Ha. My melodramatic inclination is shining through once again here. But I’m really worried. If we’ve gotten to a point where the President uses an Executive Order to bypass the people’s anguished outcry against a proposed law, then we’ve reached a truly angst-inducing Orwellian point in the development of our world’s politics. And I fear that this Executive Order will later be used a foundation for CISPA legislation to be built upon. I can already hear the usual idiots saying, “Well, we’ve already got a law that makes corporations share everything with ISAOs and the government anyway, so why not pass CISPA? And if we’re already at it, let’s get SOPA and ACTA through as well, we ain’t got nothing to lose anymore anyhow…” I hate this apathetic, well-now-it’s-too-late-anyway kind of thinking used by brainless degenerates of the worst kind to justify their mindless perpetuation of the status quo.

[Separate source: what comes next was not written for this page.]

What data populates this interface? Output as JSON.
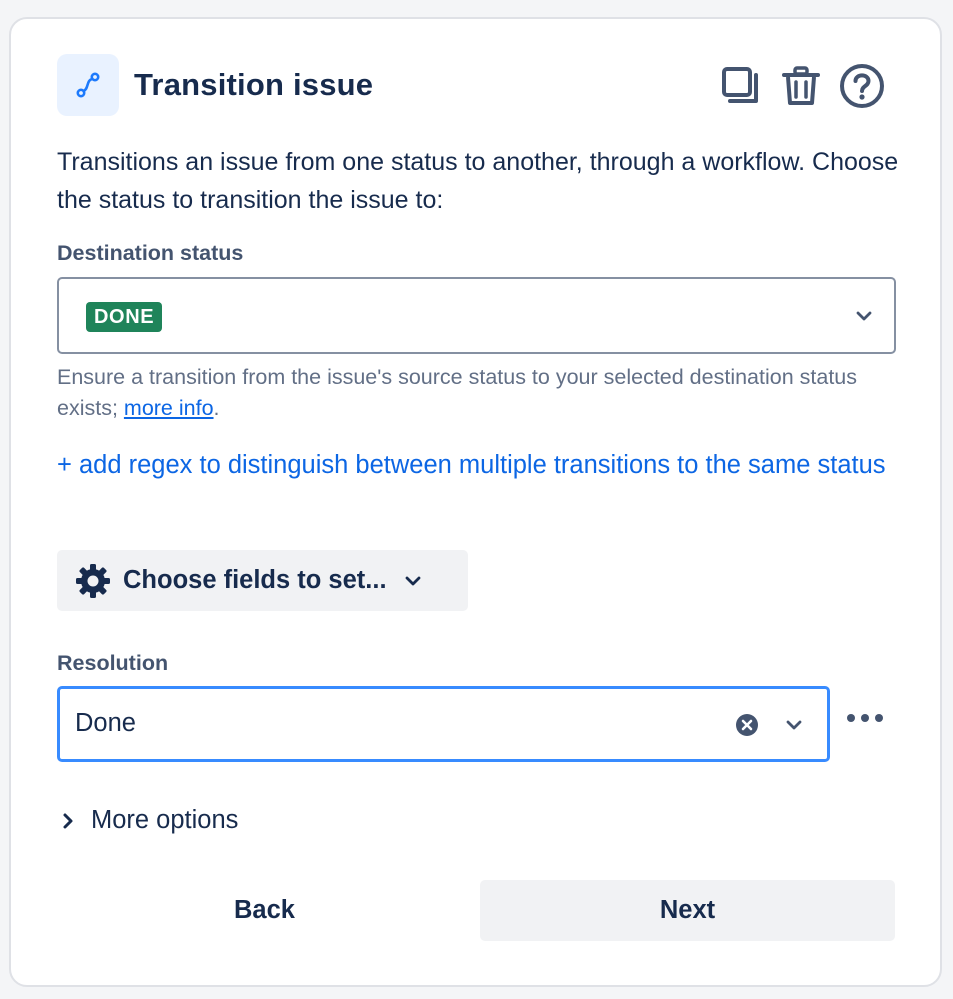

This is once again proof that, although we have seen many developments towards an emancipation of the people, there are still ample movements dedicated to the emaciation of society. It is also proof that we need to push on, that we’re still very far from being free, still very far from finally escaping the constant Big Brotheresque surveillance that the government is practicing lately. In the eyes of the government there are only vague definitions separating your average sap from a highly dangerous cyber-criminal needing to be monitored, and that’s why it is so easy to use these anti-cyber-terrorism laws to find out who doesn’t think the way he or she ought to and then lock him or her up on some bogus charges. And please don’t be so naïve as to think that’s entirely crazy. They’re trying to nail Snowden as a result of him trying to protect the very foundation of America’s original ideology after all.
Even if the ultimate goal of such legislation is not to spy on and eventually do away with dissidents, ask yourself this simple question: Do you want all the corporations you have ever had anything to do with pass all your information to some huge data gathering and analysis organization that in turn passes that data onto the government?
I didn’t think so…